Less than three years later, Hanni’s activism paid off. Monday, Transportation Secretary Ray LaHood announced new rules that prohibit U.S. airlines from keeping planes on the tarmac for more than three hours – absent a strong security reason – and require airlines to provide food and potable water – as well as working toilets – after two hours of on-the-ground delay. The new rules go into effect after 120 days.

The Air Transport Association has opposed a tarmac time limit on the grounds that a three-hour deadline will only add to delays and cancellations when stormy weather jams the works. What is more, if passengers have the option to deplane, there could be fights between those who want off the plane, and those who want to keep the plane’s place in line.

Should such problems arise, the administration should consider tweaking the rules.

Or it could be that the new rules will improve flying and the airlines’ image. Hanni did not become enraged because of unforeseeable or unmanageable problems. She got angry because she was stuck in plane for nine hours for no good reason. Passengers aboard a Continental ExpressJet flight who were rerouted to Rochester, Minn., at midnight one August night, and held on board for six hours, voiced similar complaints – smelly toilets and no food, when they were so close to an airport with restrooms and water fountains.

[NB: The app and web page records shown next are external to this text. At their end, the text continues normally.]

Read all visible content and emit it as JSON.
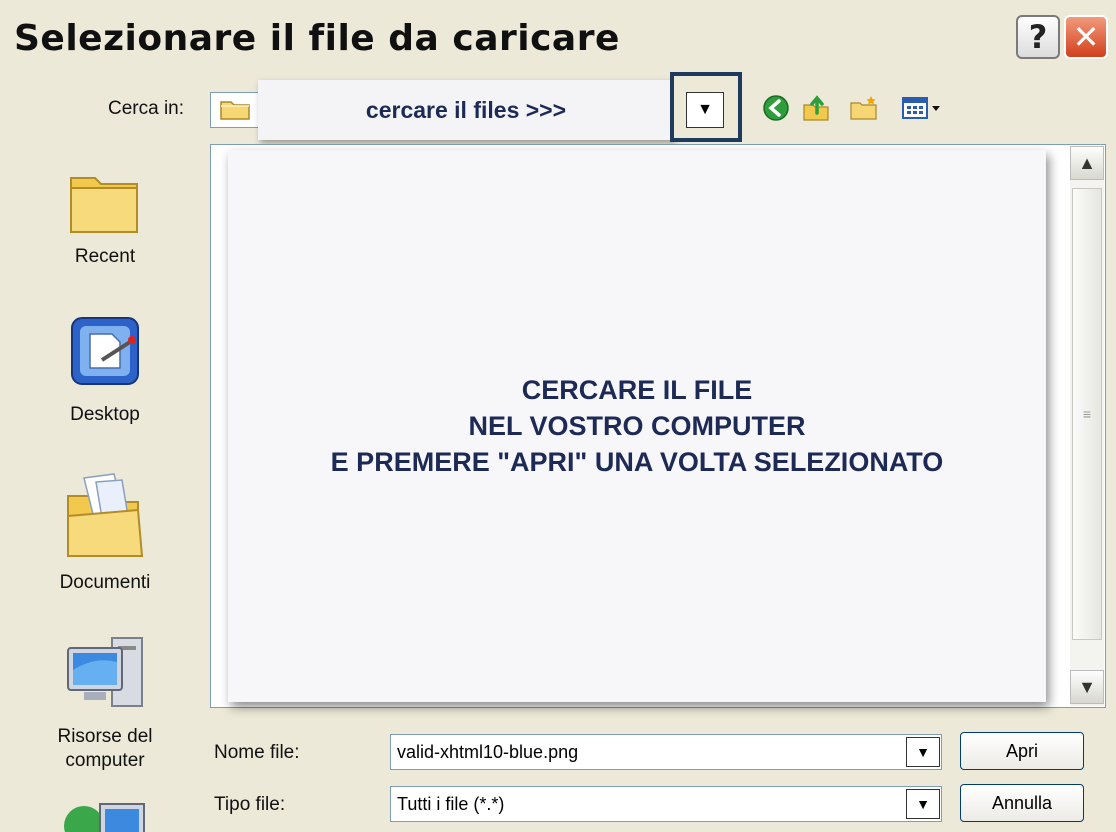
{
  "window": {
    "title": "Selezionare il file da caricare"
  },
  "titlebar": {
    "help_label": "?",
    "close_label": "✕"
  },
  "lookin": {
    "label": "Cerca in:",
    "callout": "cercare il files >>>",
    "dropdown_glyph": "▼"
  },
  "toolbar": {
    "icons": [
      "back-icon",
      "up-folder-icon",
      "new-folder-icon",
      "view-menu-icon"
    ]
  },
  "places": {
    "recent": "Recent",
    "desktop": "Desktop",
    "documents": "Documenti",
    "computer_line1": "Risorse del",
    "computer_line2": "computer"
  },
  "overlay": {
    "line1": "CERCARE IL FILE",
    "line2": "NEL VOSTRO COMPUTER",
    "line3": "E PREMERE \"APRI\" UNA VOLTA SELEZIONATO"
  },
  "filename": {
    "label": "Nome file:",
    "value": "valid-xhtml10-blue.png"
  },
  "filetype": {
    "label": "Tipo file:",
    "value": "Tutti i file (*.*)"
  },
  "buttons": {
    "open": "Apri",
    "cancel": "Annulla"
  },
  "colors": {
    "accent": "#1f3a5f",
    "close": "#d2401c",
    "dialog_bg": "#ece9d8",
    "callout_text": "#1d2a55"
  }
}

Hanni may have exaggerated when she referred to her experience as “imprisonment” – but it unquestionably isn’t healthy.